> TASK DIRECTIONS
Among the lines of the material below, count those with the string "this". Give the number alone.
================
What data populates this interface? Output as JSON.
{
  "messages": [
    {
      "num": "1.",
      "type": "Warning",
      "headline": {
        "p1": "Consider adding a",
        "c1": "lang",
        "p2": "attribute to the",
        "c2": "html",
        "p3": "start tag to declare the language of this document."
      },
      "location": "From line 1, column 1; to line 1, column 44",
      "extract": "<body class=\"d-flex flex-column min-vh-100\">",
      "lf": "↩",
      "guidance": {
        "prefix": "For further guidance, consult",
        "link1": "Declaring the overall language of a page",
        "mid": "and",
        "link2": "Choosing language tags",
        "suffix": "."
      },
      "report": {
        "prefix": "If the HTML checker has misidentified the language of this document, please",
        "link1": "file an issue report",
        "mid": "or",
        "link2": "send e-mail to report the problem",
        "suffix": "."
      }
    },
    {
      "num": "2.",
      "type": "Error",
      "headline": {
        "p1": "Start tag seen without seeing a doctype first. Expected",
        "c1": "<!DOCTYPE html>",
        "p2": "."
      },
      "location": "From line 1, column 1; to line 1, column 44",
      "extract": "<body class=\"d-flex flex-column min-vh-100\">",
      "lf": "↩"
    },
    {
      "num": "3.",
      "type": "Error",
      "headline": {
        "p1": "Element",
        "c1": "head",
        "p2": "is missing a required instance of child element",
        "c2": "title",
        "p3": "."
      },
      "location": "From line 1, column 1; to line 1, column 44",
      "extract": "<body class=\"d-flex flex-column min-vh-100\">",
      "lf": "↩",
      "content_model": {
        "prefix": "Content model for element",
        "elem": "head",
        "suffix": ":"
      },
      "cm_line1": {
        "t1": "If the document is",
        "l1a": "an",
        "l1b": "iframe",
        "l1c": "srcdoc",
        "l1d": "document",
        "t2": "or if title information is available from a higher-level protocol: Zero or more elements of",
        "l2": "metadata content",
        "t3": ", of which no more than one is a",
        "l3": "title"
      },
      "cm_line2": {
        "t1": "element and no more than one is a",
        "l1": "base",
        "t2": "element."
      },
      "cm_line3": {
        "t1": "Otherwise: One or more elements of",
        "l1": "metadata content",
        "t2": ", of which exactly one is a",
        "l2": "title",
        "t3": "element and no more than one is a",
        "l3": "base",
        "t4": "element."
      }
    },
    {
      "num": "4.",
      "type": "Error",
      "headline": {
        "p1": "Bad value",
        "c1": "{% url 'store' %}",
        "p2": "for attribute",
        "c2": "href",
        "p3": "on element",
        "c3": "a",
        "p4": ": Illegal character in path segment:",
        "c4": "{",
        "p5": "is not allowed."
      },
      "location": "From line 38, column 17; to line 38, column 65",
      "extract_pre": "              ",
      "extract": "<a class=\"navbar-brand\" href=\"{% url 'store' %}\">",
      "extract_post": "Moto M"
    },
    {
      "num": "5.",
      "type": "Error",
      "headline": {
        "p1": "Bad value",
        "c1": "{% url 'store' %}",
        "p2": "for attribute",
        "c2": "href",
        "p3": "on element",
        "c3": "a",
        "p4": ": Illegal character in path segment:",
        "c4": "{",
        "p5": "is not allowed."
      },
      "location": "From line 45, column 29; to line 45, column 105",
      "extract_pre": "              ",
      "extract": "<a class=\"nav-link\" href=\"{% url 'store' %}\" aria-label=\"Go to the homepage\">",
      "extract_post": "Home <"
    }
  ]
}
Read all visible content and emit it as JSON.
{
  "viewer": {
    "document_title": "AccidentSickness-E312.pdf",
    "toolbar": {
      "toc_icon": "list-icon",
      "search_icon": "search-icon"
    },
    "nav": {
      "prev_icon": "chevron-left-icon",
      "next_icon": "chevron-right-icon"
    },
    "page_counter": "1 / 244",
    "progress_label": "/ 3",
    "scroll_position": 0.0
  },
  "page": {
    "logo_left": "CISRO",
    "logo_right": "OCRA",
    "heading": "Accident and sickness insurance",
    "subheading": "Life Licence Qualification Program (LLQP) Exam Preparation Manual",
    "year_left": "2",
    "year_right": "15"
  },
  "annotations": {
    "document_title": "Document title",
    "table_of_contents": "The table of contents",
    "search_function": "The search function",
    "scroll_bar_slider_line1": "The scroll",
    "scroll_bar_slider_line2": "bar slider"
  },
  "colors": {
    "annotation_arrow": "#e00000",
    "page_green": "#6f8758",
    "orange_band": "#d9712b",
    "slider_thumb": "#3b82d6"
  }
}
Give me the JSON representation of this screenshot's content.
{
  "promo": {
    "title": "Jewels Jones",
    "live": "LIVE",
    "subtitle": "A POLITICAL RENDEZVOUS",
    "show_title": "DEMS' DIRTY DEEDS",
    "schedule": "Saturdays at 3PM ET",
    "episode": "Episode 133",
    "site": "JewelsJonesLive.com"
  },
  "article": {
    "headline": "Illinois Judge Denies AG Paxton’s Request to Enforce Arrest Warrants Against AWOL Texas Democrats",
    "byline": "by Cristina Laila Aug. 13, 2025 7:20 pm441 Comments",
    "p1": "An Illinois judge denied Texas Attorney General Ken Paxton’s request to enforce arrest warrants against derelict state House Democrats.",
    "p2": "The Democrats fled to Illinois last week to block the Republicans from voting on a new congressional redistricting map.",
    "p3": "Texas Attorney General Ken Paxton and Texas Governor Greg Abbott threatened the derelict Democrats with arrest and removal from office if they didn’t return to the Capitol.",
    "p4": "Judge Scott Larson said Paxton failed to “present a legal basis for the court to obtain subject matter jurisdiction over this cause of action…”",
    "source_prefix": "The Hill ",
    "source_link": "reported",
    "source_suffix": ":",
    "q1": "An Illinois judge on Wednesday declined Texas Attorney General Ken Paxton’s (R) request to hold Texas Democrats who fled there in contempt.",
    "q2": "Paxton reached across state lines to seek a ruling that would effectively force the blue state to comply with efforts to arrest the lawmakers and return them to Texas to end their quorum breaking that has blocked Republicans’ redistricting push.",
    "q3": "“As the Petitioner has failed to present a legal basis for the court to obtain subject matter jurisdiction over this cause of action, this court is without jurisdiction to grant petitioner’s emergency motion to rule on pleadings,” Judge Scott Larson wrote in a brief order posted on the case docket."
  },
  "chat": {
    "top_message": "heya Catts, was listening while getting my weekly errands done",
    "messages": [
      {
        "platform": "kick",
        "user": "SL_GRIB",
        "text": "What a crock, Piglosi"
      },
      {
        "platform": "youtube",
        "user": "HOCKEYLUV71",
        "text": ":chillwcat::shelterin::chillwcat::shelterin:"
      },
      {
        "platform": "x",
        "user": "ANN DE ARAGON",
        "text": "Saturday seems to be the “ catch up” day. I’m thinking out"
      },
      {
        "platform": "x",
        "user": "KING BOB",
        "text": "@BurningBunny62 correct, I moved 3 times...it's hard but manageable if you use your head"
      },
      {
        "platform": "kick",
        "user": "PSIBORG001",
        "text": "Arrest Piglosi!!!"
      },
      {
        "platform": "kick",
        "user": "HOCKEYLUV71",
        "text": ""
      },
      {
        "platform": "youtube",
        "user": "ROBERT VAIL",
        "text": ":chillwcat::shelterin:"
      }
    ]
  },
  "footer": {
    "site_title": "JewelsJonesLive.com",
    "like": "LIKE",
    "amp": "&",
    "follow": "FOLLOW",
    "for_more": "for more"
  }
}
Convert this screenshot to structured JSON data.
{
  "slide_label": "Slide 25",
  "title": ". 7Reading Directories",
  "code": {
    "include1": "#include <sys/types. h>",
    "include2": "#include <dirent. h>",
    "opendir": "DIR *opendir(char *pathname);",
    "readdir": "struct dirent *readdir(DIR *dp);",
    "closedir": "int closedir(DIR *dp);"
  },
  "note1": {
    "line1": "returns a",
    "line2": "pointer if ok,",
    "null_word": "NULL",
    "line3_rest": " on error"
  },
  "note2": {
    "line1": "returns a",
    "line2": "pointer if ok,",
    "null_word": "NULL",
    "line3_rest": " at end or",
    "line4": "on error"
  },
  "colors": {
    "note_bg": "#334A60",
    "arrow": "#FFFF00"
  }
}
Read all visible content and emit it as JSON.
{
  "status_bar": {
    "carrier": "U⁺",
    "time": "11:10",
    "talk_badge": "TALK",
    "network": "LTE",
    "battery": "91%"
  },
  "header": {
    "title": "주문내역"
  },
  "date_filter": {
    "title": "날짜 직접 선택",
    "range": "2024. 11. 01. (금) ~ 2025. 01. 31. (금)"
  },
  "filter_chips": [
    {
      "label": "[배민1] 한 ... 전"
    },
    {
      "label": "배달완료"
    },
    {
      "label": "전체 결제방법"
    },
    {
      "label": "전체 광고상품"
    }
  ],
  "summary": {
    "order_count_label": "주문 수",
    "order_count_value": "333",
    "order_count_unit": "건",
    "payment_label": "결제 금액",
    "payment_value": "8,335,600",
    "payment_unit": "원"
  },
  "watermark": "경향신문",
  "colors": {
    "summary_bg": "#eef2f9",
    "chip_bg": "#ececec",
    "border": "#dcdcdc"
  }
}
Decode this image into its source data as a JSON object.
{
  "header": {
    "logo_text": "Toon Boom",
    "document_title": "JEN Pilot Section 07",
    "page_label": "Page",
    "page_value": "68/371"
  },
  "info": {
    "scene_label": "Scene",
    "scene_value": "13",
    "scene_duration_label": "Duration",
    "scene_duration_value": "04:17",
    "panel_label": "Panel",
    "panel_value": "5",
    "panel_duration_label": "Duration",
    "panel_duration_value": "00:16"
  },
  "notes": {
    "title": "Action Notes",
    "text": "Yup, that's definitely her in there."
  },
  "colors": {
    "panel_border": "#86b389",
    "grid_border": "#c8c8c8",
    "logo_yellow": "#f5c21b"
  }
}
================
> TASK RESPONSE
8